You see, a few years ago I bought a small compass to use as a backup navigation device.  The compass was attached to an emergency whistle and... (pause for dramatic effect here) a thermometer. Ding! Ding! Ding!

When I bought the compass I figured I'd never need to use the thermometer so I promptly forgot about it.  Turns out I was greatly mistaken.

Excitedly I grabbed my measurements, took some photos, then headed back down the trail towards home.

Before I left I was sure to grab a few pictures, like this one, which is the top of Trash Can Falls:
These trees were growing out of the rocks that made up the far bank of the river. I dunno why, but the sight of trees clinging to rocks like this always makes me stop and think.  Maybe it is a sign that you can't stop nature.  It does what it does.  Life finds a way.
This is the creek just above the falls.
As I mentioned earlier I spent part of my trip grabbing some traditional caches.  There is a series of caches around Boone that highlights some of the silos in the area.  This one was a two-fer, as ground zero overlooked this picturesque mountain scene:

Just down the road, around the next curve, was this interesting barn. You could actually see parts of it through the trees from GZ, but taking the drive gives one a much better photo op.

I spent just a few short hours in the mountains, but I found 7 caches, including two earth caches.  Not to shabby, if I do say so myself.

Did you get out and find an earth cache for earth day?  Let me know about it in the comments below.

Sunday, October 13, 2013

Have A Hotdog On Me

As you may know, I am a Canadian expat now living in the US. October marks the 5th anniversary of the date we first crossed the border from northern North American to the land of southern North America.

To celebrate this epic anniversary, or Americaversary if you will, we (my wife and I)  held a geocaching event in my back yard.  We served the most american of foods I could think of:  hot dogs.

We called the event "Have a Hot Dog On Me, My Friends", after the Arrogant Worms song, who's chorus goes like this:

"Have a hot dog on me, my friends
It's made from animal odds and ends
Have a hot dog on me, my friends
Its the particle board of meat."

Despite this, many people came out to celebrate:

Here's hoping we'll do the same at the 10th Americaversary.

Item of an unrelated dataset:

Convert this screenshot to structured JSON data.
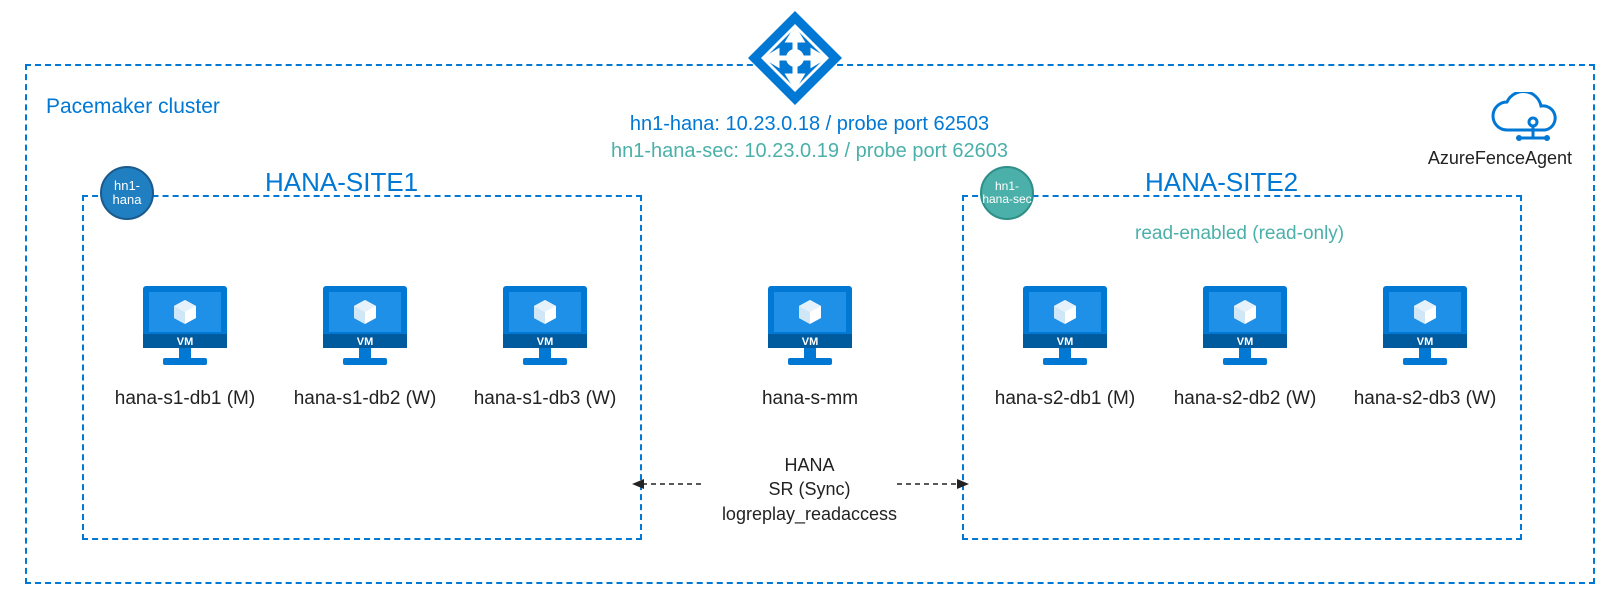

Maybe then we'll add some apple pie as well.

Thursday, October 10, 2013

Creative Geocache Containers Part III

This is the third installment of my series on creative cache containers.  All of these containers I have found in the wild at some point or another.

The first is a bit of footwear that prooves that Bigfoot exists, and is breeding in the wild woods.
This is very simple camo, but it was highly effective.  It was basically out in the open, but it took me 10 minutes to locate.

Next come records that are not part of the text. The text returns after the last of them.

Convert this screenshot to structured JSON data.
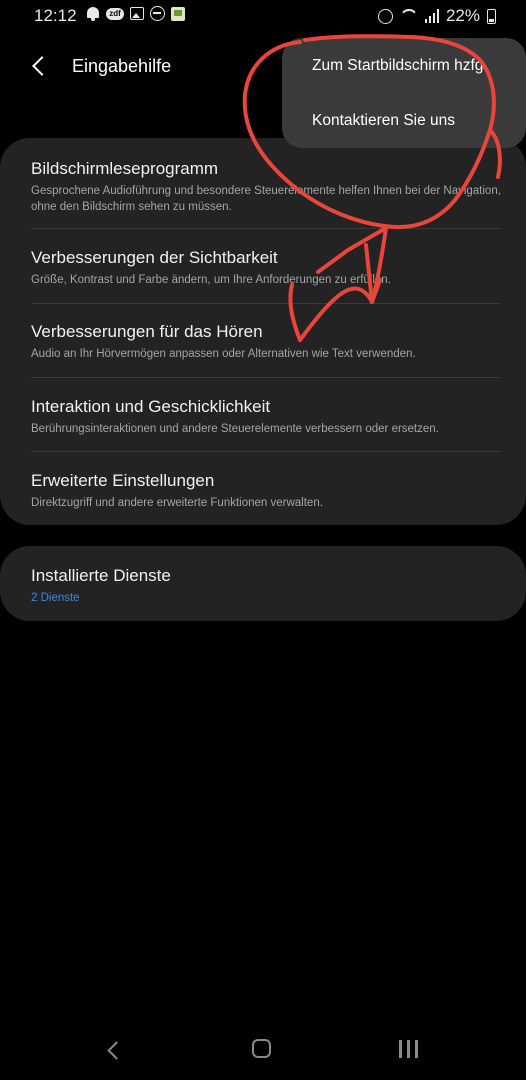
{
  "status_bar": {
    "time": "12:12",
    "battery": "22%",
    "left_icons": [
      "bell-icon",
      "zdf-icon",
      "image-icon",
      "do-not-disturb-icon",
      "app-icon"
    ],
    "right_icons": [
      "alarm-icon",
      "wifi-icon",
      "signal-icon",
      "battery-icon"
    ]
  },
  "header": {
    "title": "Eingabehilfe"
  },
  "menu": {
    "items": [
      {
        "label": "Zum Startbildschirm hzfg"
      },
      {
        "label": "Kontaktieren Sie uns"
      }
    ]
  },
  "settings": [
    {
      "title": "Bildschirmleseprogramm",
      "subtitle": "Gesprochene Audioführung und besondere Steuerelemente helfen Ihnen bei der Navigation, ohne den Bildschirm sehen zu müssen."
    },
    {
      "title": "Verbesserungen der Sichtbarkeit",
      "subtitle": "Größe, Kontrast und Farbe ändern, um Ihre Anforderungen zu erfüllen."
    },
    {
      "title": "Verbesserungen für das Hören",
      "subtitle": "Audio an Ihr Hörvermögen anpassen oder Alternativen wie Text verwenden."
    },
    {
      "title": "Interaktion und Geschicklichkeit",
      "subtitle": "Berührungsinteraktionen und andere Steuerelemente verbessern oder ersetzen."
    },
    {
      "title": "Erweiterte Einstellungen",
      "subtitle": "Direktzugriff und andere erweiterte Funktionen verwalten."
    }
  ],
  "installed": {
    "title": "Installierte Dienste",
    "subtitle": "2 Dienste"
  },
  "colors": {
    "background": "#000000",
    "card": "#232323",
    "popup": "#3a3a3a",
    "accent": "#3d8ae5",
    "annotation": "#e8453c"
  },
  "nav_bar": [
    "back-icon",
    "home-icon",
    "recents-icon"
  ]
}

This owl decoy is repurposed as cache camouflage.

This cache is based on the story of King Arther, and drawing a sword from a stone.  The sword and stone are made from PVC pipe, and to retrieve the cache one has to first remove the "sword".

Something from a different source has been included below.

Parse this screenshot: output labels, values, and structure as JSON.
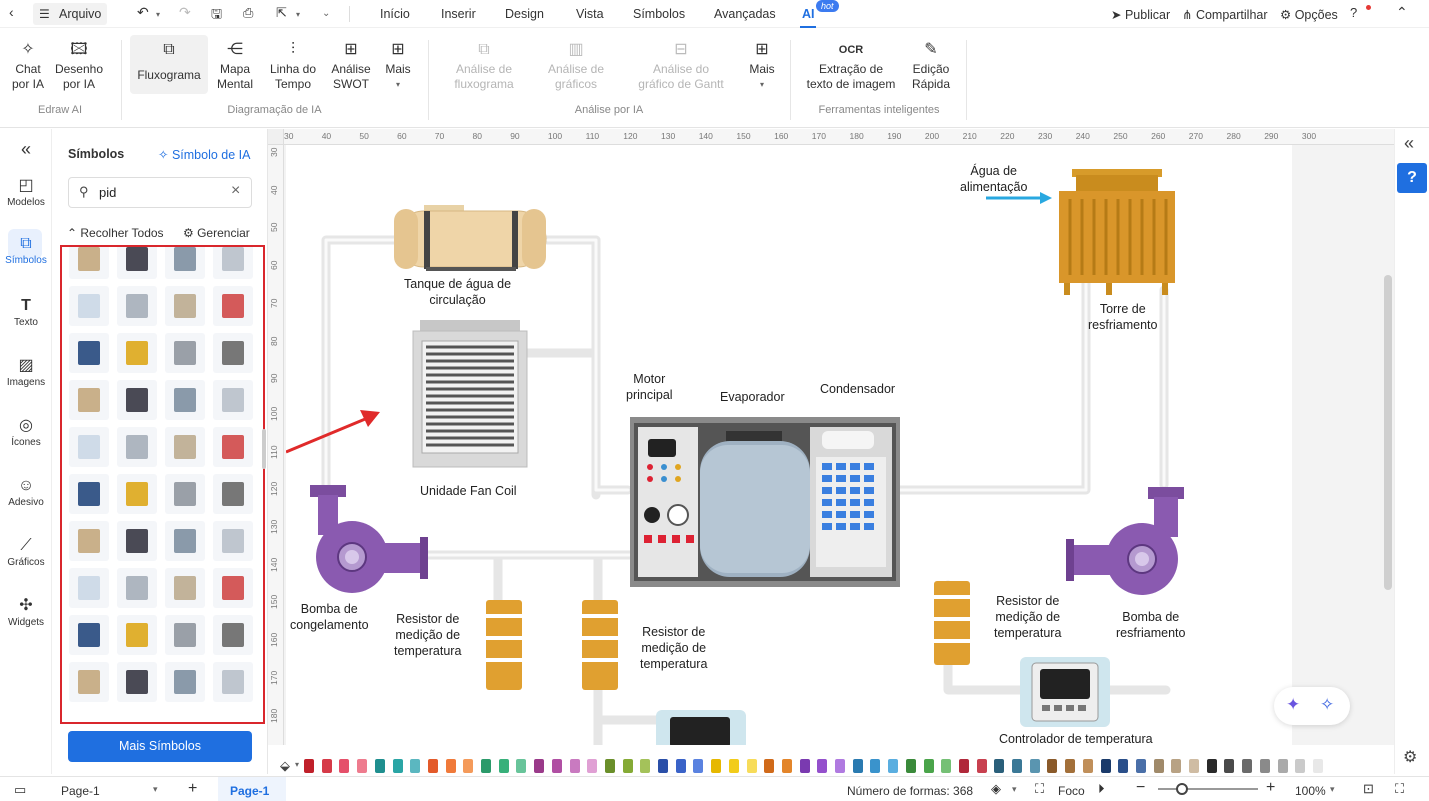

This is basically a lawn ornament turned into a cache.  It was extra special since I arrived on GZ via mountain bike.
The treasure chest at the end of a 4 stage multi cache.

This cache is one of the largest I have ever seen.  Finding it required solving a tricky puzzle.

You can check out the rest of the posts in this series by clicking here: Creative Cache Containers: The Series.

Monday, October 07, 2013